The Renegade’s powertrain could also do with more refinement when the car is idling at junctions and traffic lights. If the stop/start system doesn’t engage and you wait with your foot on the brake, the car vibrates and feels like it is trying to lurch forward like an over-eager Jack Russell straining against a leash.


Price £28,595 Price as tested £30,460 Economy 38.4mpg Faults Forward Collision Warning system (now fixed) Expenses None Mileage 12,045


After my most recent report about the disabled Forward Collision Warning (FCW) system needing repairs following an impact with a pheasant, our Renegade has been back to Jeep HQ to be fixed. The autonomous emergency braking sensor was replaced at a cost of £526.23, not including a day’s labour.

I must correct something that I was told by a Jeep dealer representative: there isn’t just one ‘master’ technician in the UK with the training to repair FCW systems. It is, though, a more niche repair, but only because the technical kit needed to calibrate the system is very specialised.

There’s no doubt that safety is paramount and any technology that can prevent collisions or injuries should certainly be fitted to as many cars as possible – and not just as optional extras. However, the cost of repairs can be extremely high.

The likelihood of such a situation arising is that your insurer would foot the bill and your premium might be affected come renewal time. The true cost of repairs becomes difficult to ascertain, because what insurers are charged and what they pass on to you will differ.

These advanced systems are double-edged swords. They are reassuring, of course, but the cost of such technology is no doubt one reason car insurance bills are rising.


Price £28,595 Price as tested £30,460 Economy 38.4mpg Faults Forward Collision Warning system (now fixed) Expenses None Mileage 11,450

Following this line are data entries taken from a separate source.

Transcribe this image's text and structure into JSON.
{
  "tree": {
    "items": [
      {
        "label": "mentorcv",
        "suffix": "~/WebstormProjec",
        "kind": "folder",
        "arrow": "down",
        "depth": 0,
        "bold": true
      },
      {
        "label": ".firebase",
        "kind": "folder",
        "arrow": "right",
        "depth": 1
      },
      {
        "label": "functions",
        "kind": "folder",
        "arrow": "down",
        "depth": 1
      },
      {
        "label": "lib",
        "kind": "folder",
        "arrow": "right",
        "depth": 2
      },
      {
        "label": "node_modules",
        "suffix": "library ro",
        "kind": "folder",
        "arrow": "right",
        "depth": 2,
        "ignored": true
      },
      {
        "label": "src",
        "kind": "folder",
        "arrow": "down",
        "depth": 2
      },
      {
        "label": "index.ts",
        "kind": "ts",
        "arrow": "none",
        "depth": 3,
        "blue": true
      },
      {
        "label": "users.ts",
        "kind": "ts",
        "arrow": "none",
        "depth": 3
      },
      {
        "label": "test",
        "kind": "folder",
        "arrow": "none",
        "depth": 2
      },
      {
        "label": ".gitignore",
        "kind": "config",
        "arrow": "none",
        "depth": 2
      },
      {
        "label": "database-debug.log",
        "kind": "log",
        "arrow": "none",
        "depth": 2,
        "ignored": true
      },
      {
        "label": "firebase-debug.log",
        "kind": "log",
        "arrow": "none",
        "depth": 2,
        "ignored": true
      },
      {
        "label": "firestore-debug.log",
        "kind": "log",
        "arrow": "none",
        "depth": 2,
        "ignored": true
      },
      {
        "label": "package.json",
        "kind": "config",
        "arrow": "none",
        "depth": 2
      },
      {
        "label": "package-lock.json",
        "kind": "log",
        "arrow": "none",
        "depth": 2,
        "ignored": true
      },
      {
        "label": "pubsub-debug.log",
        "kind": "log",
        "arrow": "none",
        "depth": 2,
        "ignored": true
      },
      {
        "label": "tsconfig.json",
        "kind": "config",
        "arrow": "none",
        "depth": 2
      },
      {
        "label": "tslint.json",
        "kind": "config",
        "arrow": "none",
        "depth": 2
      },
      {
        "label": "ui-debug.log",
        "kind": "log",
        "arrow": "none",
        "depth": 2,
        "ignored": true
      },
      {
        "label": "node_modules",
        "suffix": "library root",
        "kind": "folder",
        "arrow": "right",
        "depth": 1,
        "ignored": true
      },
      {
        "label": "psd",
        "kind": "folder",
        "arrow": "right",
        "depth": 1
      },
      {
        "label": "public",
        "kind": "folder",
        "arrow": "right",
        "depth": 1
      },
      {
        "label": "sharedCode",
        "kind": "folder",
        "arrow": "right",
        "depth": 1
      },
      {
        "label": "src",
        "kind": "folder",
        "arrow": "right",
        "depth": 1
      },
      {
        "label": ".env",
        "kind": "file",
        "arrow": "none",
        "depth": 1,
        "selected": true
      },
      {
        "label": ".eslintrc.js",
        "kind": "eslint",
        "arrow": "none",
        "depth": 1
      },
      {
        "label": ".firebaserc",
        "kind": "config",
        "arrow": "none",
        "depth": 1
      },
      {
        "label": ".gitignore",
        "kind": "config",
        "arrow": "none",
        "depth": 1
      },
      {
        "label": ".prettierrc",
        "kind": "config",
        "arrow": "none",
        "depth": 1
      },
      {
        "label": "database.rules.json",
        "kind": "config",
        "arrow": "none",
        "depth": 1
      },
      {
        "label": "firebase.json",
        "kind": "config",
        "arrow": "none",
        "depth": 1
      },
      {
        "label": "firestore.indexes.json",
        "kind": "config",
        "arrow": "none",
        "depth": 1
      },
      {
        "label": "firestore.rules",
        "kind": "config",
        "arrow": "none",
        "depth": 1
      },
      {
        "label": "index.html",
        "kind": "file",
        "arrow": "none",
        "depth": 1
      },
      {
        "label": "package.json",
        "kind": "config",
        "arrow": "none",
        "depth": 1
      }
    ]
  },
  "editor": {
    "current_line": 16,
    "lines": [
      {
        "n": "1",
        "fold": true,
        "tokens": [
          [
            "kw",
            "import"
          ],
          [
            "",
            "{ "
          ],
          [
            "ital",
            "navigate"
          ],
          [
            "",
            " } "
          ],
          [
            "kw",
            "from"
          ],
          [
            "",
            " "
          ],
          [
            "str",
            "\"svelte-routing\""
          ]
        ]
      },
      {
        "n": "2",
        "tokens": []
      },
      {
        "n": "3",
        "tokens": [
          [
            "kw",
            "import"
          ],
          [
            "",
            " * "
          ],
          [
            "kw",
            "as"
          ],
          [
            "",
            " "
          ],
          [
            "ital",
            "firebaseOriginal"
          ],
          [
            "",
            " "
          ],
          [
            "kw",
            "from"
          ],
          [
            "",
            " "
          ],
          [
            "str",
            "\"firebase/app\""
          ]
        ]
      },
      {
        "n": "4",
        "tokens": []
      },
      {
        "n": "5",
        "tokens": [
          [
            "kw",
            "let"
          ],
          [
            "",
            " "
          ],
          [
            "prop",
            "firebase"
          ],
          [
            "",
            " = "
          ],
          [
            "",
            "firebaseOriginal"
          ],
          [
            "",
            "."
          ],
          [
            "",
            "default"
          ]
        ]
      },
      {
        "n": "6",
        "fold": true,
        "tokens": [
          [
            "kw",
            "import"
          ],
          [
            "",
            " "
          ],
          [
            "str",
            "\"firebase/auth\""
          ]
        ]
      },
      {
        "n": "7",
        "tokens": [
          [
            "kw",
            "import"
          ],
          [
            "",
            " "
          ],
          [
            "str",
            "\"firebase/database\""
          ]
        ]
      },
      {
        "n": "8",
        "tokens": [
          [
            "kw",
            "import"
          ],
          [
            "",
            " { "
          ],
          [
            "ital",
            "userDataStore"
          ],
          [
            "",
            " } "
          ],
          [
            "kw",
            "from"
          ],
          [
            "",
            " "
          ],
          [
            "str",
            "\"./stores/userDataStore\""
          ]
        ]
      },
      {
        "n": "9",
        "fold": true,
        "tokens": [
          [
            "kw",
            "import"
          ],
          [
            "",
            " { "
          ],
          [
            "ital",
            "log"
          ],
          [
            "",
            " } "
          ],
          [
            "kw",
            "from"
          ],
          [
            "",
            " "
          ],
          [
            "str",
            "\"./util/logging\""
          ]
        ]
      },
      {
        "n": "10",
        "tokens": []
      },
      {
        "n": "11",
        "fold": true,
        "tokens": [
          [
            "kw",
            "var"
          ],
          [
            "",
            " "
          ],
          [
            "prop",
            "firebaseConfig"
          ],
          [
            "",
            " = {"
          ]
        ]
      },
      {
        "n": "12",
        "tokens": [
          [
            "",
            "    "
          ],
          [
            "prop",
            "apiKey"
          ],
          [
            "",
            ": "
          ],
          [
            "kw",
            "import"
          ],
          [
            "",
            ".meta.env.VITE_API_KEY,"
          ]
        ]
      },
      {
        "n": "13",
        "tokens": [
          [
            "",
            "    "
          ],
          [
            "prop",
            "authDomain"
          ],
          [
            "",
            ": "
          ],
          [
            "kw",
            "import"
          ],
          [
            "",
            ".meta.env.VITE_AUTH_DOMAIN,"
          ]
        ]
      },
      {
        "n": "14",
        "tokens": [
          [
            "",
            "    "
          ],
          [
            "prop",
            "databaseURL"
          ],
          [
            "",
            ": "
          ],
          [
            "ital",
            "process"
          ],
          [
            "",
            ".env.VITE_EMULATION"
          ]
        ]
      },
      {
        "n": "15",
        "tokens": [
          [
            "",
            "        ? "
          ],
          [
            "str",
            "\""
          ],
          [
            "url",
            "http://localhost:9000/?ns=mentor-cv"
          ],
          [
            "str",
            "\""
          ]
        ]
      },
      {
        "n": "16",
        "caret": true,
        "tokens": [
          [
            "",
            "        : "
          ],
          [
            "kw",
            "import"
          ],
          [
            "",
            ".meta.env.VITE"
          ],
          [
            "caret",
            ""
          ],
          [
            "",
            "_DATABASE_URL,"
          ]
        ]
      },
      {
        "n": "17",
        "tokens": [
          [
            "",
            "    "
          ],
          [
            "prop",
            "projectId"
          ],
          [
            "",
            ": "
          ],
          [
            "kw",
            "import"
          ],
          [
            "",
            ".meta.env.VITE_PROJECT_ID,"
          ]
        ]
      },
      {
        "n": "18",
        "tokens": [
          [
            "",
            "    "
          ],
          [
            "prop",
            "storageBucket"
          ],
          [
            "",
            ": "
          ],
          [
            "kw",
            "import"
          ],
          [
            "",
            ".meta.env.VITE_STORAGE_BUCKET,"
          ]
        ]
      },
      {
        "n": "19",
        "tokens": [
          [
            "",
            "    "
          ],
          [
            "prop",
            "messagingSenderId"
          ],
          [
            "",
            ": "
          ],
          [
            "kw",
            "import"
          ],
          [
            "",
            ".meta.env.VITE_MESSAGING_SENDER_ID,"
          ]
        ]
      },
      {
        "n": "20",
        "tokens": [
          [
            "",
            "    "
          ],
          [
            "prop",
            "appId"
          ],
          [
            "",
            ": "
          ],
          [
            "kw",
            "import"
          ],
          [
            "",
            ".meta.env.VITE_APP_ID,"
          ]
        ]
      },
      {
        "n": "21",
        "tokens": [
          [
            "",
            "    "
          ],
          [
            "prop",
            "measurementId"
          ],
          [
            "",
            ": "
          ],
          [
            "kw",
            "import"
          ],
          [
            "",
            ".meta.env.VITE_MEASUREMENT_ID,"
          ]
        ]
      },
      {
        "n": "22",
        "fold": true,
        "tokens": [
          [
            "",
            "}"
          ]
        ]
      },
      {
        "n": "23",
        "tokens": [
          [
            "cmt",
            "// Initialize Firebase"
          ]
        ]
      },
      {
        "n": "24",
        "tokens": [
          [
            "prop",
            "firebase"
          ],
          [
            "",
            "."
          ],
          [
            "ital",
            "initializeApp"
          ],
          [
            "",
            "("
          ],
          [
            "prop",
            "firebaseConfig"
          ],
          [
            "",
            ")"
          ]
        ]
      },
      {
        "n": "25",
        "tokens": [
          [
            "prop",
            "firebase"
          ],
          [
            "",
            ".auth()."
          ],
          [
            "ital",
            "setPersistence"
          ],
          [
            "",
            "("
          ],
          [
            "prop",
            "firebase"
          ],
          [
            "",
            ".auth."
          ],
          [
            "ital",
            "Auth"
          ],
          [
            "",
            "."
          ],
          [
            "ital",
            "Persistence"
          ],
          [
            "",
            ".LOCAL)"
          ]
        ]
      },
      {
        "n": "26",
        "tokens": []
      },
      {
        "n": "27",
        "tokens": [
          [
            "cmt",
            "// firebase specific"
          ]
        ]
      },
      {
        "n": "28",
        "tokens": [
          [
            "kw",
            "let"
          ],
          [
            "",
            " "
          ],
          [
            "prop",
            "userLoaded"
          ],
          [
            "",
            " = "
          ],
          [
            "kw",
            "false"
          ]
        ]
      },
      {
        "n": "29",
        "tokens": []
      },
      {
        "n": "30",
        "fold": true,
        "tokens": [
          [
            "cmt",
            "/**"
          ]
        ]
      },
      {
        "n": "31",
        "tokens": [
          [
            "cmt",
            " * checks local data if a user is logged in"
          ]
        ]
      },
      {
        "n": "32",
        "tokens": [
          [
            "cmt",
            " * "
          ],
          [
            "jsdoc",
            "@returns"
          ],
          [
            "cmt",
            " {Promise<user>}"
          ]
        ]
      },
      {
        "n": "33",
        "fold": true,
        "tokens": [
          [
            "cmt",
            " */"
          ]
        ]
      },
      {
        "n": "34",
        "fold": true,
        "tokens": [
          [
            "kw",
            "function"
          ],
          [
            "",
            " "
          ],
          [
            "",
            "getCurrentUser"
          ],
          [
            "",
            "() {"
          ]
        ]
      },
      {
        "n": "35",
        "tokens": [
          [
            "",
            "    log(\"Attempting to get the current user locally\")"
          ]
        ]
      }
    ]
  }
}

The other day I was driving along the A33 in the Renegade when a pheasant ran out of a roadside bush and into the road. I tried to dodge the bird but we collided. I pulled over to check for damage to the car, but there was nothing, not even a feather. I breathed a sigh of relief.

Then, as I turned the car back on, a heard a ‘bing’ and the warning light for the Forward Collision Warning (FCW) system came on. I dug through the handbook, which redirected me to the infotainment menu. After a deep dive of the vehicle settings, I discovered that I couldn’t turn the warning off.

So I rang a helpline that put me through to Italy, from where I was redirected to my local Jeep dealership, three miles away. They booked me in the following day to have the issue looked at.

After an inspection, the service assistant presented me with an estimate that amounted to almost £900. My jaw hit the floor.

I couldn’t believe how this had escalated so quickly from a warning light that seemingly needed just a software reset to actually needing a full day’s worth of labour and special parts that would have to be ordered from Italy.

Considering that, from the outside, there wasn’t a scratch in sight, I questioned what exactly the problem was. The service assistant told me that the sensor behind the plastic bumper had shattered and that the corresponding unit in the windscreen above the rearview mirror would also have to be replaced because they are apparently “calibrated together”, but the kicker is that Jeep currently has only one technician in the UK who can fix FCW systems.

The Jeep is fully driveable with the FCW system disabled, so long as you can ignore the chimes and warning messages every time you start up.

Technology such as FCW is obviously great for safety and Euro NCAP ratings, but I’m stunned that a fairly innocuous bird strike can inflict almost a grand’s worth of damage and …read more

Source:: Autocar